▸ Exercise brief: Each line below must be printed exactly as it stands.

▸ Study material:
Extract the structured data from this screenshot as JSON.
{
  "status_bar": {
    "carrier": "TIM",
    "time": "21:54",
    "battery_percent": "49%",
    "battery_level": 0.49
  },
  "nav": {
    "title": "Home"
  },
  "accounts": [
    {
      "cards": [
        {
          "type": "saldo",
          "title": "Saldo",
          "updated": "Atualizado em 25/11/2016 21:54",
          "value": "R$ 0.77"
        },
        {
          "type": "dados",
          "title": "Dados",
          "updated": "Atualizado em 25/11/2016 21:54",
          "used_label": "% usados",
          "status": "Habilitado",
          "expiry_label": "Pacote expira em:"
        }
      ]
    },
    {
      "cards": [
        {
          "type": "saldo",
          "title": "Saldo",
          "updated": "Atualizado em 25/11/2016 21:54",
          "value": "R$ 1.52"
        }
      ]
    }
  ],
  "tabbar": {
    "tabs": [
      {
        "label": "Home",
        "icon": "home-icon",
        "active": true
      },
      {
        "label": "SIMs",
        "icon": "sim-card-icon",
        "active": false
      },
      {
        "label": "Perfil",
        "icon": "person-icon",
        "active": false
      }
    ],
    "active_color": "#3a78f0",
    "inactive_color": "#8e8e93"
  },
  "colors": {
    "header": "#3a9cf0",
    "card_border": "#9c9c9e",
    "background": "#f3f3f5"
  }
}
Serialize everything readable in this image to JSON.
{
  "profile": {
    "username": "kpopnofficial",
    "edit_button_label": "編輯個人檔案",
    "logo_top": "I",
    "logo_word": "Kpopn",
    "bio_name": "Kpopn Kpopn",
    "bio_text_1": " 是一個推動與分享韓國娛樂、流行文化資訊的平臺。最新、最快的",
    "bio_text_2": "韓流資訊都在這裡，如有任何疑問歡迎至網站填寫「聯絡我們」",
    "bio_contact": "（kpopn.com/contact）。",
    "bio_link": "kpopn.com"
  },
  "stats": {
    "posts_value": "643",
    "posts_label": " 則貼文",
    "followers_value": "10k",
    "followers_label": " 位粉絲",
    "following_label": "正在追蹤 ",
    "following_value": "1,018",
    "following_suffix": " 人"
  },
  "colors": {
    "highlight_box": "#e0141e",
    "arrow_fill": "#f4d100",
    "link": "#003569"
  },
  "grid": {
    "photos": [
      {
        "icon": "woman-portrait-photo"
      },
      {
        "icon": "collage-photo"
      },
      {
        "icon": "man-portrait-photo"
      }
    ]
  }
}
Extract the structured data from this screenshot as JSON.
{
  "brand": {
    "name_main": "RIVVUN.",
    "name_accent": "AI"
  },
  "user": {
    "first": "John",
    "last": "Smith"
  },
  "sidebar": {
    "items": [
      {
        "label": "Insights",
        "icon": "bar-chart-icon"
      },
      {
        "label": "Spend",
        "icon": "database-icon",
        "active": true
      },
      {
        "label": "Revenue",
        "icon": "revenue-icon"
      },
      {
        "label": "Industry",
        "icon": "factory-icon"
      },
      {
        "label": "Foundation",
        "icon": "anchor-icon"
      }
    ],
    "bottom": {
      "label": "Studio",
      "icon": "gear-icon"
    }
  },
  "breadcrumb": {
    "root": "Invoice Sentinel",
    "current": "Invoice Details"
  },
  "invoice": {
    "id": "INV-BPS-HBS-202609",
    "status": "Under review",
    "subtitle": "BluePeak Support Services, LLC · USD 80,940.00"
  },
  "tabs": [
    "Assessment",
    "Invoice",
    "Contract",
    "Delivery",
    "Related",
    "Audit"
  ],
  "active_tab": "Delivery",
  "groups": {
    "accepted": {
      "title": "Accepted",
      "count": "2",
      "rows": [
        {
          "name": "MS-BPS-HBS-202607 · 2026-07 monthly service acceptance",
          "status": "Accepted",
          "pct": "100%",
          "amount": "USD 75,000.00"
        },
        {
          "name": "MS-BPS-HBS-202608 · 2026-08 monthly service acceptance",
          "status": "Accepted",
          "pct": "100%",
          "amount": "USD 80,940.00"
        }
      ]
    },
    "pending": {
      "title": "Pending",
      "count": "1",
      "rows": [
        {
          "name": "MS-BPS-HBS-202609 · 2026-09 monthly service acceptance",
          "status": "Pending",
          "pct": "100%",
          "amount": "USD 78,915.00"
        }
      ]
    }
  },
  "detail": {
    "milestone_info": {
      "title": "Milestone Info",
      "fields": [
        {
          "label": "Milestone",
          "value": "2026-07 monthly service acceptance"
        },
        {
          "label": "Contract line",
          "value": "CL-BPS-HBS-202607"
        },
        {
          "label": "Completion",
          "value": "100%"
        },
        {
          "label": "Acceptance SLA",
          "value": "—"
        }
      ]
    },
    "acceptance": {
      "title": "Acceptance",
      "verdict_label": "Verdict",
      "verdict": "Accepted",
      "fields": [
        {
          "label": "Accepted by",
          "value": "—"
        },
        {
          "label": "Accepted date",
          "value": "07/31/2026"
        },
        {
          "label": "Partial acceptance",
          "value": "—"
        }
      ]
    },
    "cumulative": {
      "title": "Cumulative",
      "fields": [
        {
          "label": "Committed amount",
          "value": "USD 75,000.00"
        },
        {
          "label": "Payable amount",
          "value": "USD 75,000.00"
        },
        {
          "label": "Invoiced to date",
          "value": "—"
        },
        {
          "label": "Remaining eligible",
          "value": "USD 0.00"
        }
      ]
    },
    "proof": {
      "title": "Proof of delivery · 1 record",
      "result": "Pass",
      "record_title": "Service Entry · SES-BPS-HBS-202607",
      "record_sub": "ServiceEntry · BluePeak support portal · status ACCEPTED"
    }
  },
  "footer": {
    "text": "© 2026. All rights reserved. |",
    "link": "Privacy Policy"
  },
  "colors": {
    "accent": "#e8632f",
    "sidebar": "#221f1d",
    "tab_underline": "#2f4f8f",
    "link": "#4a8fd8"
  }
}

▸ Exercise output:
Extract the structured data from this screenshot as JSON.
{
  "status_bar": {
    "carrier": "TIM",
    "time": "21:54",
    "battery_percent": "49%",
    "battery_level": 0.49
  },
  "nav": {
    "title": "Home"
  },
  "accounts": [
    {
      "cards": [
        {
          "type": "saldo",
          "title": "Saldo",
          "updated": "Atualizado em 25/11/2016 21:54",
          "value": "R$ 0.77"
        },
        {
          "type": "dados",
          "title": "Dados",
          "updated": "Atualizado em 25/11/2016 21:54",
          "used_label": "% usados",
          "status": "Habilitado",
          "expiry_label": "Pacote expira em:"
        }
      ]
    },
    {
      "cards": [
        {
          "type": "saldo",
          "title": "Saldo",
          "updated": "Atualizado em 25/11/2016 21:54",
          "value": "R$ 1.52"
        }
      ]
    }
  ],
  "tabbar": {
    "tabs": [
      {
        "label": "Home",
        "icon": "home-icon",
        "active": true
      },
      {
        "label": "SIMs",
        "icon": "sim-card-icon",
        "active": false
      },
      {
        "label": "Perfil",
        "icon": "person-icon",
        "active": false
      }
    ],
    "active_color": "#3a78f0",
    "inactive_color": "#8e8e93"
  },
  "colors": {
    "header": "#3a9cf0",
    "card_border": "#9c9c9e",
    "background": "#f3f3f5"
  }
}
Serialize everything readable in this image to JSON.
{
  "profile": {
    "username": "kpopnofficial",
    "edit_button_label": "編輯個人檔案",
    "logo_top": "I",
    "logo_word": "Kpopn",
    "bio_name": "Kpopn Kpopn",
    "bio_text_1": " 是一個推動與分享韓國娛樂、流行文化資訊的平臺。最新、最快的",
    "bio_text_2": "韓流資訊都在這裡，如有任何疑問歡迎至網站填寫「聯絡我們」",
    "bio_contact": "（kpopn.com/contact）。",
    "bio_link": "kpopn.com"
  },
  "stats": {
    "posts_value": "643",
    "posts_label": " 則貼文",
    "followers_value": "10k",
    "followers_label": " 位粉絲",
    "following_label": "正在追蹤 ",
    "following_value": "1,018",
    "following_suffix": " 人"
  },
  "colors": {
    "highlight_box": "#e0141e",
    "arrow_fill": "#f4d100",
    "link": "#003569"
  },
  "grid": {
    "photos": [
      {
        "icon": "woman-portrait-photo"
      },
      {
        "icon": "collage-photo"
      },
      {
        "icon": "man-portrait-photo"
      }
    ]
  }
}
Extract the structured data from this screenshot as JSON.
{
  "brand": {
    "name_main": "RIVVUN.",
    "name_accent": "AI"
  },
  "user": {
    "first": "John",
    "last": "Smith"
  },
  "sidebar": {
    "items": [
      {
        "label": "Insights",
        "icon": "bar-chart-icon"
      },
      {
        "label": "Spend",
        "icon": "database-icon",
        "active": true
      },
      {
        "label": "Revenue",
        "icon": "revenue-icon"
      },
      {
        "label": "Industry",
        "icon": "factory-icon"
      },
      {
        "label": "Foundation",
        "icon": "anchor-icon"
      }
    ],
    "bottom": {
      "label": "Studio",
      "icon": "gear-icon"
    }
  },
  "breadcrumb": {
    "root": "Invoice Sentinel",
    "current": "Invoice Details"
  },
  "invoice": {
    "id": "INV-BPS-HBS-202609",
    "status": "Under review",
    "subtitle": "BluePeak Support Services, LLC · USD 80,940.00"
  },
  "tabs": [
    "Assessment",
    "Invoice",
    "Contract",
    "Delivery",
    "Related",
    "Audit"
  ],
  "active_tab": "Delivery",
  "groups": {
    "accepted": {
      "title": "Accepted",
      "count": "2",
      "rows": [
        {
          "name": "MS-BPS-HBS-202607 · 2026-07 monthly service acceptance",
          "status": "Accepted",
          "pct": "100%",
          "amount": "USD 75,000.00"
        },
        {
          "name": "MS-BPS-HBS-202608 · 2026-08 monthly service acceptance",
          "status": "Accepted",
          "pct": "100%",
          "amount": "USD 80,940.00"
        }
      ]
    },
    "pending": {
      "title": "Pending",
      "count": "1",
      "rows": [
        {
          "name": "MS-BPS-HBS-202609 · 2026-09 monthly service acceptance",
          "status": "Pending",
          "pct": "100%",
          "amount": "USD 78,915.00"
        }
      ]
    }
  },
  "detail": {
    "milestone_info": {
      "title": "Milestone Info",
      "fields": [
        {
          "label": "Milestone",
          "value": "2026-07 monthly service acceptance"
        },
        {
          "label": "Contract line",
          "value": "CL-BPS-HBS-202607"
        },
        {
          "label": "Completion",
          "value": "100%"
        },
        {
          "label": "Acceptance SLA",
          "value": "—"
        }
      ]
    },
    "acceptance": {
      "title": "Acceptance",
      "verdict_label": "Verdict",
      "verdict": "Accepted",
      "fields": [
        {
          "label": "Accepted by",
          "value": "—"
        },
        {
          "label": "Accepted date",
          "value": "07/31/2026"
        },
        {
          "label": "Partial acceptance",
          "value": "—"
        }
      ]
    },
    "cumulative": {
      "title": "Cumulative",
      "fields": [
        {
          "label": "Committed amount",
          "value": "USD 75,000.00"
        },
        {
          "label": "Payable amount",
          "value": "USD 75,000.00"
        },
        {
          "label": "Invoiced to date",
          "value": "—"
        },
        {
          "label": "Remaining eligible",
          "value": "USD 0.00"
        }
      ]
    },
    "proof": {
      "title": "Proof of delivery · 1 record",
      "result": "Pass",
      "record_title": "Service Entry · SES-BPS-HBS-202607",
      "record_sub": "ServiceEntry · BluePeak support portal · status ACCEPTED"
    }
  },
  "footer": {
    "text": "© 2026. All rights reserved. |",
    "link": "Privacy Policy"
  },
  "colors": {
    "accent": "#e8632f",
    "sidebar": "#221f1d",
    "tab_underline": "#2f4f8f",
    "link": "#4a8fd8"
  }
}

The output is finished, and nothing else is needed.